After the slightly dragging and confounding three-issued storyline Scorpion Tango set in Argentina, I can finally go back to enjoying the Batman Incorporated series as the dynamic and thrilling visual adventure that it is. This issue was definitely the most action-packed and cinematic yet, and was once again magnificently illustrated by Chris Burnham. There are also more vital information and backstory revealed in this issue which has finally helped me in finding a more stable emotional investment with the scope of its story which is getting more complicated (yet more fascinating as well) by each issue.

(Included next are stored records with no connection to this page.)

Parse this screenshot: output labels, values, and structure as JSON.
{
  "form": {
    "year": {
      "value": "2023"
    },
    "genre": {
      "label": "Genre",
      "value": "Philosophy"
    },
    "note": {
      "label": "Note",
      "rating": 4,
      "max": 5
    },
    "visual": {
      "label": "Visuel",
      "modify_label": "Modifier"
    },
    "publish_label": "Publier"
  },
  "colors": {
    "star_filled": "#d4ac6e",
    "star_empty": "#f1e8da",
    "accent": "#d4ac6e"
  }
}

First of all, the cinematic style of the panels and sequences present in this story managed to capture my attention readily and there was not a moment that I ever disengaged from what was before me from the very beginning to the last. That is an impressive feat that needs to be acknowledged. In the last three months, I reviewed a great deal of issues for three New 52 Batman titles and all of them have been amazing, but Grant Morrison's Batman Incorporated has an unmatched tonality when it comes to the delivery of its plot and action scenes. I don't think a Batman story could be written with such spirited narrative while still being lighthearted and insightful in all the right places. This isn't one of those dark and brooding stories that I've come to expect from my Batman material. This one is something that could even become a summer blockbuster superhero film with heart and guts. Sure, I was slightly disheartened when I arrived at a standstill in previous issues #3 and #4, but that seemed like a distant memory now, given the adrenaline and excitement that this issue had brought out from me.

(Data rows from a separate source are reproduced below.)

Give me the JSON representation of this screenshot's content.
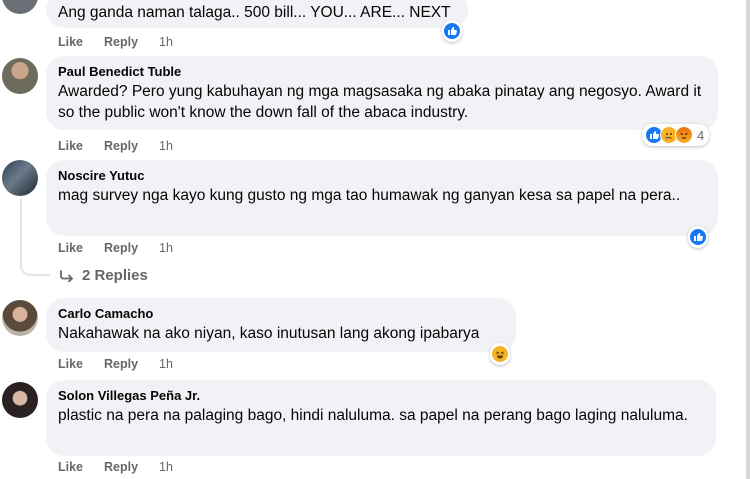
{
  "comments": [
    {
      "author": "",
      "text": "Ang ganda naman talaga.. 500 bill... YOU... ARE... NEXT",
      "like": "Like",
      "reply": "Reply",
      "time": "1h"
    },
    {
      "author": "Paul Benedict Tuble",
      "text": "Awarded? Pero yung kabuhayan ng mga magsasaka ng abaka pinatay ang negosyo. Award it so the public won't know the down fall of the abaca industry.",
      "like": "Like",
      "reply": "Reply",
      "time": "1h",
      "reaction_count": "4"
    },
    {
      "author": "Noscire Yutuc",
      "text": "mag survey nga kayo kung gusto ng mga tao humawak ng ganyan kesa sa papel na pera..",
      "like": "Like",
      "reply": "Reply",
      "time": "1h",
      "replies_label": "2 Replies"
    },
    {
      "author": "Carlo Camacho",
      "text": "Nakahawak na ako niyan, kaso inutusan lang akong ipabarya",
      "like": "Like",
      "reply": "Reply",
      "time": "1h"
    },
    {
      "author": "Solon Villegas Peña Jr.",
      "text": "plastic na pera na palaging bago, hindi naluluma. sa papel na perang bago laging naluluma.",
      "like": "Like",
      "reply": "Reply",
      "time": "1h"
    }
  ],
  "icons": {
    "like": "like-reaction-icon",
    "sad": "sad-reaction-icon",
    "angry": "angry-reaction-icon",
    "haha": "haha-reaction-icon",
    "reply_arrow": "reply-arrow-icon"
  },
  "colors": {
    "bubble": "#f0f2f5",
    "meta": "#65676b",
    "like_blue": "#1877f2"
  }
}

There are so many things going on here but none of them will confuse you for long. The trick is to stay focused (which, if you'r me, will prove to be the easiest task in the world, seeing as how completely engrossed I was the entire time) and fully aware of the new characters who will make their appearance here and there (both heroes and villains). The pacing is just superb, enabling readers to gasp for breath with the suspense but also take a huge gulp of it in between. As for the story, I wouldn't say this has any kind of emotional resonance that I latched into (that belonged to the issue that came after this) but the thrill of the chase and the discovery page after page definitely deserved the high rating that I'm giving this issue with.
I wouldn't discuss the story in detail anymore but I will say this: I think Grant Morrison knows how to utilize his premise (what if Batman decides to recruit vigilantes globally) and turn it over in its own hemisphere faster and more energized than any of us would expect. You can certainly feel that Morrison is playing the long game; his Bruce Wayne has a crusade that doesn't exclusively belong to Gotham City anymore. After the events in the Final Crisis where he witnessed a bleak future, Bruce is determined to do whatever it takes to stop that from taking shape while it's still early, and the first sign of a formidable threat known only as a collective mysterious organization known as the Leviathan has surely shown that the world needs Batman more than ever--and he's going to require an army behind him to take the fight to the evil monstrosity spreading across countries.